# What to produce
What is needed here is a faithful repeat of every entry, with no character changed.

Interface dataset entries
___
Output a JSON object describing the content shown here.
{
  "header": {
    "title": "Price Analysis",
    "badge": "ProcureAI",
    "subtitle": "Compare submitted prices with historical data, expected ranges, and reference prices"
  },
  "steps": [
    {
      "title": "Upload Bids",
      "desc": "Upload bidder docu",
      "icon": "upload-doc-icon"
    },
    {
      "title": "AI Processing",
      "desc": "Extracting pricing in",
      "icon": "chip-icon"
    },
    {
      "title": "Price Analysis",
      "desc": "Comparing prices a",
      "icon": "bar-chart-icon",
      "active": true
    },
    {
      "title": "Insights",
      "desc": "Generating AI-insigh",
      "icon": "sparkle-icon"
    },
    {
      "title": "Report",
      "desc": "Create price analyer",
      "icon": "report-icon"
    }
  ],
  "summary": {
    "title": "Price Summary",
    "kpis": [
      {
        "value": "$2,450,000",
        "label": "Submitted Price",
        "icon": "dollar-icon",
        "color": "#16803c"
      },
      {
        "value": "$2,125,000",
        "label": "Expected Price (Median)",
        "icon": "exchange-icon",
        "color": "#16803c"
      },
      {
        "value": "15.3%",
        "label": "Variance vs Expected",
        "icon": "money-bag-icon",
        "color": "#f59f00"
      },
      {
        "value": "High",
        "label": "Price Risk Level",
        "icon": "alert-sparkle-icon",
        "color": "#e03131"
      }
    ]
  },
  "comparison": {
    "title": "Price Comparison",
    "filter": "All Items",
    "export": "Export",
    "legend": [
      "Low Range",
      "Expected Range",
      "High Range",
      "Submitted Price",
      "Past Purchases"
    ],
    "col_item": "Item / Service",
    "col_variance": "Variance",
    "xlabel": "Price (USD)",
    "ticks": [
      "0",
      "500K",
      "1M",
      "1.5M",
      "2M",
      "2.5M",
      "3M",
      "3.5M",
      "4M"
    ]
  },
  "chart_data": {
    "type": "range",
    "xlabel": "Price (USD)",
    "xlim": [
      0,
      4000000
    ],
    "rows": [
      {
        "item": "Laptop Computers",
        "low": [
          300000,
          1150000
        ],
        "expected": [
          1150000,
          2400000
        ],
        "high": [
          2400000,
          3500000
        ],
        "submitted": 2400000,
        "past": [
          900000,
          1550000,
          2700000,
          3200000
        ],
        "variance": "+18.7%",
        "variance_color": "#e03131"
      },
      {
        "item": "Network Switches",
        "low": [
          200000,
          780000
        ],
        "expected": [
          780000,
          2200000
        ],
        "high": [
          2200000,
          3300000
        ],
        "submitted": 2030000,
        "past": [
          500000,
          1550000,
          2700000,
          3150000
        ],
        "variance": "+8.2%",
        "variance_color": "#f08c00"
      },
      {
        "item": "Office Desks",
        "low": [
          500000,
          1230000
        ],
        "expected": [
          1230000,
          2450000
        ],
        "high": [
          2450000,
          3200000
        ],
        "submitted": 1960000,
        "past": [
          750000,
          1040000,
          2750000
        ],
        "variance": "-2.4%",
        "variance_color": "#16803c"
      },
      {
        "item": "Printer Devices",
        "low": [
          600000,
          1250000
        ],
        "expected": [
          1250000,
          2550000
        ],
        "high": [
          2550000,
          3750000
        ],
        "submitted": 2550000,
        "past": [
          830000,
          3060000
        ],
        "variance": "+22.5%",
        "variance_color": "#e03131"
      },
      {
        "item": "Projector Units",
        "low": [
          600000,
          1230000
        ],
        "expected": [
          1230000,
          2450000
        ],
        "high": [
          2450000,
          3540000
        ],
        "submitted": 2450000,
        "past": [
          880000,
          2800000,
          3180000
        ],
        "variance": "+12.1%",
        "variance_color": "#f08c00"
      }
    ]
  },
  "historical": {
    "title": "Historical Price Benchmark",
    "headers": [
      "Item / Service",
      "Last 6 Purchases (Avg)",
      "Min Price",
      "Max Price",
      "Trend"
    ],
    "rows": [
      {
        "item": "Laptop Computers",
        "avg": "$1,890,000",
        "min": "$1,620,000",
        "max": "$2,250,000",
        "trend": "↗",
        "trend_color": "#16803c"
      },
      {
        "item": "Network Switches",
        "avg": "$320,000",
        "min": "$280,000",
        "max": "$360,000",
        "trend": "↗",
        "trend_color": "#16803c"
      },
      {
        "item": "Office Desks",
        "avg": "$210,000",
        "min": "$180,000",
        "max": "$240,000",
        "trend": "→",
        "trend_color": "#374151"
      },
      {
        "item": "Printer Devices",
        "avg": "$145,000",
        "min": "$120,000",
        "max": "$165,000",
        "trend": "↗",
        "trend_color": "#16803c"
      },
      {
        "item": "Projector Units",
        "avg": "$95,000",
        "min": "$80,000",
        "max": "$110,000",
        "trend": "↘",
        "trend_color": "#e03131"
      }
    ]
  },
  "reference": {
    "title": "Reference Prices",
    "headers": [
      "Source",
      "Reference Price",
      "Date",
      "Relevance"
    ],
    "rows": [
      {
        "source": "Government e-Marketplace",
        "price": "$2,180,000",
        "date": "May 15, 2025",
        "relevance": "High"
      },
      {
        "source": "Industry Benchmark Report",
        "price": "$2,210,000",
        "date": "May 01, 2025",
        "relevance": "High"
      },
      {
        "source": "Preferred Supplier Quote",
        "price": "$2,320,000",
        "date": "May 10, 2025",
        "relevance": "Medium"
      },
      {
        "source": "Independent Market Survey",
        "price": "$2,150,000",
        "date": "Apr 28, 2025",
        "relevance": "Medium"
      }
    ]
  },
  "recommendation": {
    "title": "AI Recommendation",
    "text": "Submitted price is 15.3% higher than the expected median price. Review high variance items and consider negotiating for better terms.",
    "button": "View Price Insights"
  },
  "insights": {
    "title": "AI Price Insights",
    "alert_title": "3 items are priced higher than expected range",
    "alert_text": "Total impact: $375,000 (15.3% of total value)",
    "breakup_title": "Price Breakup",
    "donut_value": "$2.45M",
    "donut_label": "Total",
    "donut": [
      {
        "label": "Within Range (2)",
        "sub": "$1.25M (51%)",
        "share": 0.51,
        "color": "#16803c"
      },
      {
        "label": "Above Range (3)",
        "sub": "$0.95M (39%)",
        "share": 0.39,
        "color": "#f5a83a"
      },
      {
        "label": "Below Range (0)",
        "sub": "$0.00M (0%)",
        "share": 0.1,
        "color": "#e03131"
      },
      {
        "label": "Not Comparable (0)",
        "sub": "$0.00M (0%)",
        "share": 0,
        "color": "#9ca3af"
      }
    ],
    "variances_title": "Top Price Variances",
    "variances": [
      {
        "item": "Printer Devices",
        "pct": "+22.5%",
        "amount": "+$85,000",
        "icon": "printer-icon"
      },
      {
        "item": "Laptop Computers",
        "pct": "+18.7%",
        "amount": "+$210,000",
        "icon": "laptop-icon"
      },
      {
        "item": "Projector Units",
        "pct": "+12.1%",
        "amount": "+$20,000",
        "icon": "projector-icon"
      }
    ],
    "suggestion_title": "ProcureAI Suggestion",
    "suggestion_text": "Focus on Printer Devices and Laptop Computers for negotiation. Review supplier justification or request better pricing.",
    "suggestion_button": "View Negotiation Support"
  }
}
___
# Solution
Output a JSON object describing the content shown here.
{
  "header": {
    "title": "Price Analysis",
    "badge": "ProcureAI",
    "subtitle": "Compare submitted prices with historical data, expected ranges, and reference prices"
  },
  "steps": [
    {
      "title": "Upload Bids",
      "desc": "Upload bidder docu",
      "icon": "upload-doc-icon"
    },
    {
      "title": "AI Processing",
      "desc": "Extracting pricing in",
      "icon": "chip-icon"
    },
    {
      "title": "Price Analysis",
      "desc": "Comparing prices a",
      "icon": "bar-chart-icon",
      "active": true
    },
    {
      "title": "Insights",
      "desc": "Generating AI-insigh",
      "icon": "sparkle-icon"
    },
    {
      "title": "Report",
      "desc": "Create price analyer",
      "icon": "report-icon"
    }
  ],
  "summary": {
    "title": "Price Summary",
    "kpis": [
      {
        "value": "$2,450,000",
        "label": "Submitted Price",
        "icon": "dollar-icon",
        "color": "#16803c"
      },
      {
        "value": "$2,125,000",
        "label": "Expected Price (Median)",
        "icon": "exchange-icon",
        "color": "#16803c"
      },
      {
        "value": "15.3%",
        "label": "Variance vs Expected",
        "icon": "money-bag-icon",
        "color": "#f59f00"
      },
      {
        "value": "High",
        "label": "Price Risk Level",
        "icon": "alert-sparkle-icon",
        "color": "#e03131"
      }
    ]
  },
  "comparison": {
    "title": "Price Comparison",
    "filter": "All Items",
    "export": "Export",
    "legend": [
      "Low Range",
      "Expected Range",
      "High Range",
      "Submitted Price",
      "Past Purchases"
    ],
    "col_item": "Item / Service",
    "col_variance": "Variance",
    "xlabel": "Price (USD)",
    "ticks": [
      "0",
      "500K",
      "1M",
      "1.5M",
      "2M",
      "2.5M",
      "3M",
      "3.5M",
      "4M"
    ]
  },
  "chart_data": {
    "type": "range",
    "xlabel": "Price (USD)",
    "xlim": [
      0,
      4000000
    ],
    "rows": [
      {
        "item": "Laptop Computers",
        "low": [
          300000,
          1150000
        ],
        "expected": [
          1150000,
          2400000
        ],
        "high": [
          2400000,
          3500000
        ],
        "submitted": 2400000,
        "past": [
          900000,
          1550000,
          2700000,
          3200000
        ],
        "variance": "+18.7%",
        "variance_color": "#e03131"
      },
      {
        "item": "Network Switches",
        "low": [
          200000,
          780000
        ],
        "expected": [
          780000,
          2200000
        ],
        "high": [
          2200000,
          3300000
        ],
        "submitted": 2030000,
        "past": [
          500000,
          1550000,
          2700000,
          3150000
        ],
        "variance": "+8.2%",
        "variance_color": "#f08c00"
      },
      {
        "item": "Office Desks",
        "low": [
          500000,
          1230000
        ],
        "expected": [
          1230000,
          2450000
        ],
        "high": [
          2450000,
          3200000
        ],
        "submitted": 1960000,
        "past": [
          750000,
          1040000,
          2750000
        ],
        "variance": "-2.4%",
        "variance_color": "#16803c"
      },
      {
        "item": "Printer Devices",
        "low": [
          600000,
          1250000
        ],
        "expected": [
          1250000,
          2550000
        ],
        "high": [
          2550000,
          3750000
        ],
        "submitted": 2550000,
        "past": [
          830000,
          3060000
        ],
        "variance": "+22.5%",
        "variance_color": "#e03131"
      },
      {
        "item": "Projector Units",
        "low": [
          600000,
          1230000
        ],
        "expected": [
          1230000,
          2450000
        ],
        "high": [
          2450000,
          3540000
        ],
        "submitted": 2450000,
        "past": [
          880000,
          2800000,
          3180000
        ],
        "variance": "+12.1%",
        "variance_color": "#f08c00"
      }
    ]
  },
  "historical": {
    "title": "Historical Price Benchmark",
    "headers": [
      "Item / Service",
      "Last 6 Purchases (Avg)",
      "Min Price",
      "Max Price",
      "Trend"
    ],
    "rows": [
      {
        "item": "Laptop Computers",
        "avg": "$1,890,000",
        "min": "$1,620,000",
        "max": "$2,250,000",
        "trend": "↗",
        "trend_color": "#16803c"
      },
      {
        "item": "Network Switches",
        "avg": "$320,000",
        "min": "$280,000",
        "max": "$360,000",
        "trend": "↗",
        "trend_color": "#16803c"
      },
      {
        "item": "Office Desks",
        "avg": "$210,000",
        "min": "$180,000",
        "max": "$240,000",
        "trend": "→",
        "trend_color": "#374151"
      },
      {
        "item": "Printer Devices",
        "avg": "$145,000",
        "min": "$120,000",
        "max": "$165,000",
        "trend": "↗",
        "trend_color": "#16803c"
      },
      {
        "item": "Projector Units",
        "avg": "$95,000",
        "min": "$80,000",
        "max": "$110,000",
        "trend": "↘",
        "trend_color": "#e03131"
      }
    ]
  },
  "reference": {
    "title": "Reference Prices",
    "headers": [
      "Source",
      "Reference Price",
      "Date",
      "Relevance"
    ],
    "rows": [
      {
        "source": "Government e-Marketplace",
        "price": "$2,180,000",
        "date": "May 15, 2025",
        "relevance": "High"
      },
      {
        "source": "Industry Benchmark Report",
        "price": "$2,210,000",
        "date": "May 01, 2025",
        "relevance": "High"
      },
      {
        "source": "Preferred Supplier Quote",
        "price": "$2,320,000",
        "date": "May 10, 2025",
        "relevance": "Medium"
      },
      {
        "source": "Independent Market Survey",
        "price": "$2,150,000",
        "date": "Apr 28, 2025",
        "relevance": "Medium"
      }
    ]
  },
  "recommendation": {
    "title": "AI Recommendation",
    "text": "Submitted price is 15.3% higher than the expected median price. Review high variance items and consider negotiating for better terms.",
    "button": "View Price Insights"
  },
  "insights": {
    "title": "AI Price Insights",
    "alert_title": "3 items are priced higher than expected range",
    "alert_text": "Total impact: $375,000 (15.3% of total value)",
    "breakup_title": "Price Breakup",
    "donut_value": "$2.45M",
    "donut_label": "Total",
    "donut": [
      {
        "label": "Within Range (2)",
        "sub": "$1.25M (51%)",
        "share": 0.51,
        "color": "#16803c"
      },
      {
        "label": "Above Range (3)",
        "sub": "$0.95M (39%)",
        "share": 0.39,
        "color": "#f5a83a"
      },
      {
        "label": "Below Range (0)",
        "sub": "$0.00M (0%)",
        "share": 0.1,
        "color": "#e03131"
      },
      {
        "label": "Not Comparable (0)",
        "sub": "$0.00M (0%)",
        "share": 0,
        "color": "#9ca3af"
      }
    ],
    "variances_title": "Top Price Variances",
    "variances": [
      {
        "item": "Printer Devices",
        "pct": "+22.5%",
        "amount": "+$85,000",
        "icon": "printer-icon"
      },
      {
        "item": "Laptop Computers",
        "pct": "+18.7%",
        "amount": "+$210,000",
        "icon": "laptop-icon"
      },
      {
        "item": "Projector Units",
        "pct": "+12.1%",
        "amount": "+$20,000",
        "icon": "projector-icon"
      }
    ],
    "suggestion_title": "ProcureAI Suggestion",
    "suggestion_text": "Focus on Printer Devices and Laptop Computers for negotiation. Review supplier justification or request better pricing.",
    "suggestion_button": "View Negotiation Support"
  }
}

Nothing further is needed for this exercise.